*** MATERIAL SHOWN

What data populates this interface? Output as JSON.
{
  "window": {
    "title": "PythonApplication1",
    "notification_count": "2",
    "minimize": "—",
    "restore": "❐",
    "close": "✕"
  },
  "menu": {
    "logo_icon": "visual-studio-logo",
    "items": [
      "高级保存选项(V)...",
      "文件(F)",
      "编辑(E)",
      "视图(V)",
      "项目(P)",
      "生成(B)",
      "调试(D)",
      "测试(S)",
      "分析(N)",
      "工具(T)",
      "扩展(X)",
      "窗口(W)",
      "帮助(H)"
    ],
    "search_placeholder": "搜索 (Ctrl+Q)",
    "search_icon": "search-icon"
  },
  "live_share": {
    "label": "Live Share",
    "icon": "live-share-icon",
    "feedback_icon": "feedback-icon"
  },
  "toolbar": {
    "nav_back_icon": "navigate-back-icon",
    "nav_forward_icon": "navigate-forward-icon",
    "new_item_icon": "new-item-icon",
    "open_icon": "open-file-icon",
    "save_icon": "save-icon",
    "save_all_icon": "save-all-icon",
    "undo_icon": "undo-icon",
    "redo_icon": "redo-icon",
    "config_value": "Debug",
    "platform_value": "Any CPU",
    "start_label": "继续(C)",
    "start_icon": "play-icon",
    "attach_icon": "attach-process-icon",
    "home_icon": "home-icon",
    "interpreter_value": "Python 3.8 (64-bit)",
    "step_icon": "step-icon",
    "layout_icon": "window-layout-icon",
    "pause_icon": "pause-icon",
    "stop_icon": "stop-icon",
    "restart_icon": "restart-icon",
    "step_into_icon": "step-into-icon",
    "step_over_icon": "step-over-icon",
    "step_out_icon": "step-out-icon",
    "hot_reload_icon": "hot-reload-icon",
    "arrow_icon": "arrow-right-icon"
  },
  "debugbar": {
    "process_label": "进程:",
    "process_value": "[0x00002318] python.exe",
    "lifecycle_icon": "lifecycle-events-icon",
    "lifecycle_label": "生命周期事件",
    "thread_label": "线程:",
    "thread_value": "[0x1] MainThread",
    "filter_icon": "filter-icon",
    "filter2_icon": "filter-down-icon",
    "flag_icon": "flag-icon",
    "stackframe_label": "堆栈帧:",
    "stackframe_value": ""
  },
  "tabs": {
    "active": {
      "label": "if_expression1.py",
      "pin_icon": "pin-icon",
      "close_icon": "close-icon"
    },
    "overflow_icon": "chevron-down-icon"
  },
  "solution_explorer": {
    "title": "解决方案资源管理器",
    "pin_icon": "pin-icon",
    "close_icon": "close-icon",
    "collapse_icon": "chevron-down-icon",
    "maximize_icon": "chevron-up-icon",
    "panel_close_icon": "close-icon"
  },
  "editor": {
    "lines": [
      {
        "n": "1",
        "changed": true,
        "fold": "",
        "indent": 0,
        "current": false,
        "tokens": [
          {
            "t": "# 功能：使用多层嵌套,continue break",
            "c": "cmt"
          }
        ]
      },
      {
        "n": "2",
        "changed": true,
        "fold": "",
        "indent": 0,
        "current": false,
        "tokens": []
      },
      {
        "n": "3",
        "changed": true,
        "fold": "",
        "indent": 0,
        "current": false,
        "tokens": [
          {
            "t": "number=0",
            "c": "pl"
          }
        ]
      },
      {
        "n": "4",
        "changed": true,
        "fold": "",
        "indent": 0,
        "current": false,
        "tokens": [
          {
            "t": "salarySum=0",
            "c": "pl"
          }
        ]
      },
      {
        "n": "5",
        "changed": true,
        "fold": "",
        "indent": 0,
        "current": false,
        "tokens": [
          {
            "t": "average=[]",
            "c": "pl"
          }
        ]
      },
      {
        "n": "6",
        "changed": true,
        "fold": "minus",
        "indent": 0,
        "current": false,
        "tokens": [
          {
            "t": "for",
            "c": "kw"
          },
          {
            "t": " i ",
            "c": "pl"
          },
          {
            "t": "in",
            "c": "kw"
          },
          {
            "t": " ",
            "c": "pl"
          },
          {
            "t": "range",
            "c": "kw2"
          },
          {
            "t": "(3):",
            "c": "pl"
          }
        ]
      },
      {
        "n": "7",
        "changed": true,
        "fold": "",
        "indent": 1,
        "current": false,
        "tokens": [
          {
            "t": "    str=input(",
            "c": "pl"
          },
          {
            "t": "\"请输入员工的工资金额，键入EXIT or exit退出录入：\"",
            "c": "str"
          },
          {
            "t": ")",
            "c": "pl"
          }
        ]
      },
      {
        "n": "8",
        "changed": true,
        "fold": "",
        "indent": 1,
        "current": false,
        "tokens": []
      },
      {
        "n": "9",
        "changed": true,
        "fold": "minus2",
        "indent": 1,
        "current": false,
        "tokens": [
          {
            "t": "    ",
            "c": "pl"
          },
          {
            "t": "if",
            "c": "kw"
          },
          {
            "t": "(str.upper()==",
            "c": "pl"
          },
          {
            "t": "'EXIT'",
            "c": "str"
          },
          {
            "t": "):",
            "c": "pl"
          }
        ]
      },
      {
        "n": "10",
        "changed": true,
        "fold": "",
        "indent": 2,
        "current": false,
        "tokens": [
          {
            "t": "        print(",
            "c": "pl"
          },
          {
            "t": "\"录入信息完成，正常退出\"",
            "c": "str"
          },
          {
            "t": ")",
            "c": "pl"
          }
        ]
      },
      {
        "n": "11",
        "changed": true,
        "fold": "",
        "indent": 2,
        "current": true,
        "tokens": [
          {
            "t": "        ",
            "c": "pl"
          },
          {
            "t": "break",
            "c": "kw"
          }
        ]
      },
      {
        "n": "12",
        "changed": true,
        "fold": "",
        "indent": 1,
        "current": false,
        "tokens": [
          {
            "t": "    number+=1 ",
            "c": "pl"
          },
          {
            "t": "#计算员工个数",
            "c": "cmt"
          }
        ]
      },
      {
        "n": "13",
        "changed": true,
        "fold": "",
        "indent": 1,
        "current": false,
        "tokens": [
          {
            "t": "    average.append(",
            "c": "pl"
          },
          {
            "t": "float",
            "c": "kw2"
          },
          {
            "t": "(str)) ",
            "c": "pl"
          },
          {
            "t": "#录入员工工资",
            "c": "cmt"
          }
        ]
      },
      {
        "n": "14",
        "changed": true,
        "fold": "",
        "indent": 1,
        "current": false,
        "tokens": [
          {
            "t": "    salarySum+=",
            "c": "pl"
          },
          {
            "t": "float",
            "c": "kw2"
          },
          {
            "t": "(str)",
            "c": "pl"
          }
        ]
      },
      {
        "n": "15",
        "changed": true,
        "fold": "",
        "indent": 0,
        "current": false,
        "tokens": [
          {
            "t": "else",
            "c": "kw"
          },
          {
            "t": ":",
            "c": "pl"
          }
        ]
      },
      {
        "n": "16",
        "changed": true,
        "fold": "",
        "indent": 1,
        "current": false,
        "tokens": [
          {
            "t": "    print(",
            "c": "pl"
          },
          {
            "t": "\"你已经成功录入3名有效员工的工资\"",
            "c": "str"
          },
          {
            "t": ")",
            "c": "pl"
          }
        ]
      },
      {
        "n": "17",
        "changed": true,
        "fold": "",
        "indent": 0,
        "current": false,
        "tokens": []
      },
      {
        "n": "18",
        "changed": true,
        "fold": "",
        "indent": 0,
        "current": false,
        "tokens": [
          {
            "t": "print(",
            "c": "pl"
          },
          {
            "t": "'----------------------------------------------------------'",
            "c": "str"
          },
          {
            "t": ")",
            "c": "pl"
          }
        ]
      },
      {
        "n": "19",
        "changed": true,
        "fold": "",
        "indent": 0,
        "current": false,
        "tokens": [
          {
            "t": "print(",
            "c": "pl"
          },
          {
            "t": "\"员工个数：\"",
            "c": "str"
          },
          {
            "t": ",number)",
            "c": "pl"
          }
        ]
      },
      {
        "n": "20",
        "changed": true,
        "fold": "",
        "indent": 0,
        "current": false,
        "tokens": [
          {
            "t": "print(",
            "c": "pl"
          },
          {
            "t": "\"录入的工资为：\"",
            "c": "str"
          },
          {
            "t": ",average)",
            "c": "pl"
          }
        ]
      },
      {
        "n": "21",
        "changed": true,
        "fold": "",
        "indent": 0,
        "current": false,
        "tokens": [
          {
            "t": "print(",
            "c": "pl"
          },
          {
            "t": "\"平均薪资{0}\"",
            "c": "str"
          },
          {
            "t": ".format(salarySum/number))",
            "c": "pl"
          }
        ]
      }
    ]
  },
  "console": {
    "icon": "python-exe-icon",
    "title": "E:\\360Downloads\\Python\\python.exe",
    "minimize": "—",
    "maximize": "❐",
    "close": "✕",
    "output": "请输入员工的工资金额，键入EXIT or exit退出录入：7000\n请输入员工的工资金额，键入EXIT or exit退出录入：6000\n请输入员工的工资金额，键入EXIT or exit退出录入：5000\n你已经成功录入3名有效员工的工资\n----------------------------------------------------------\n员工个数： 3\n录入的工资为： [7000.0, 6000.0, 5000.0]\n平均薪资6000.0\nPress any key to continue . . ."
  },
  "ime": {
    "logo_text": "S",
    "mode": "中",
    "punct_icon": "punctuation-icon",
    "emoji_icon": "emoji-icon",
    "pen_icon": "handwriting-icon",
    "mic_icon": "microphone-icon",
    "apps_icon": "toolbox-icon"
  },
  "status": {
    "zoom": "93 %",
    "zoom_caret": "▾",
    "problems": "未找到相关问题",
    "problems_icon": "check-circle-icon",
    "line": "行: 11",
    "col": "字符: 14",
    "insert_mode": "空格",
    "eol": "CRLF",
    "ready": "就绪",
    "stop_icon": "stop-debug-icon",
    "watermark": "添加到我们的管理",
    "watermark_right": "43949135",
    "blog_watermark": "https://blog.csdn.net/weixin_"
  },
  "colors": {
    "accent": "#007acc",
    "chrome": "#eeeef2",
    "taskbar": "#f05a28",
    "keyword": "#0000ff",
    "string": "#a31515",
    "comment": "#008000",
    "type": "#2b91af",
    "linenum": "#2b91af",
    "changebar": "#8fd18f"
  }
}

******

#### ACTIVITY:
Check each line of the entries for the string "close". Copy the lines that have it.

#### SOLUTION:
    "close": "✕"
      "close_icon": "close-icon"
    "close_icon": "close-icon",
    "panel_close_icon": "close-icon"
    "close": "✕",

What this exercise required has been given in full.